TASK TO CARRY OUT: Every record is to be printed exactly as it appears.

Dataset rows for apps and sites:
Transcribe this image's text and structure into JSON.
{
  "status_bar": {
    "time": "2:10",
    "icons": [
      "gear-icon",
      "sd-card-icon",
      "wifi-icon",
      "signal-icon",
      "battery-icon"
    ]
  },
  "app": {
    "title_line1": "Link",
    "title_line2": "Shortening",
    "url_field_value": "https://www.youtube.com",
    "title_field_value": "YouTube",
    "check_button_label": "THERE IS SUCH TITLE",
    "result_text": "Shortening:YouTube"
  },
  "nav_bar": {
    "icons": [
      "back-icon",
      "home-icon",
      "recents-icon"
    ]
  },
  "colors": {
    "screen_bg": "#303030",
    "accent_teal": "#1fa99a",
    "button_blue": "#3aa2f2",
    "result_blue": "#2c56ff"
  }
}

SOLVED PROBLEM:
Transcribe this image's text and structure into JSON.
{
  "status_bar": {
    "time": "2:10",
    "icons": [
      "gear-icon",
      "sd-card-icon",
      "wifi-icon",
      "signal-icon",
      "battery-icon"
    ]
  },
  "app": {
    "title_line1": "Link",
    "title_line2": "Shortening",
    "url_field_value": "https://www.youtube.com",
    "title_field_value": "YouTube",
    "check_button_label": "THERE IS SUCH TITLE",
    "result_text": "Shortening:YouTube"
  },
  "nav_bar": {
    "icons": [
      "back-icon",
      "home-icon",
      "recents-icon"
    ]
  },
  "colors": {
    "screen_bg": "#303030",
    "accent_teal": "#1fa99a",
    "button_blue": "#3aa2f2",
    "result_blue": "#2c56ff"
  }
}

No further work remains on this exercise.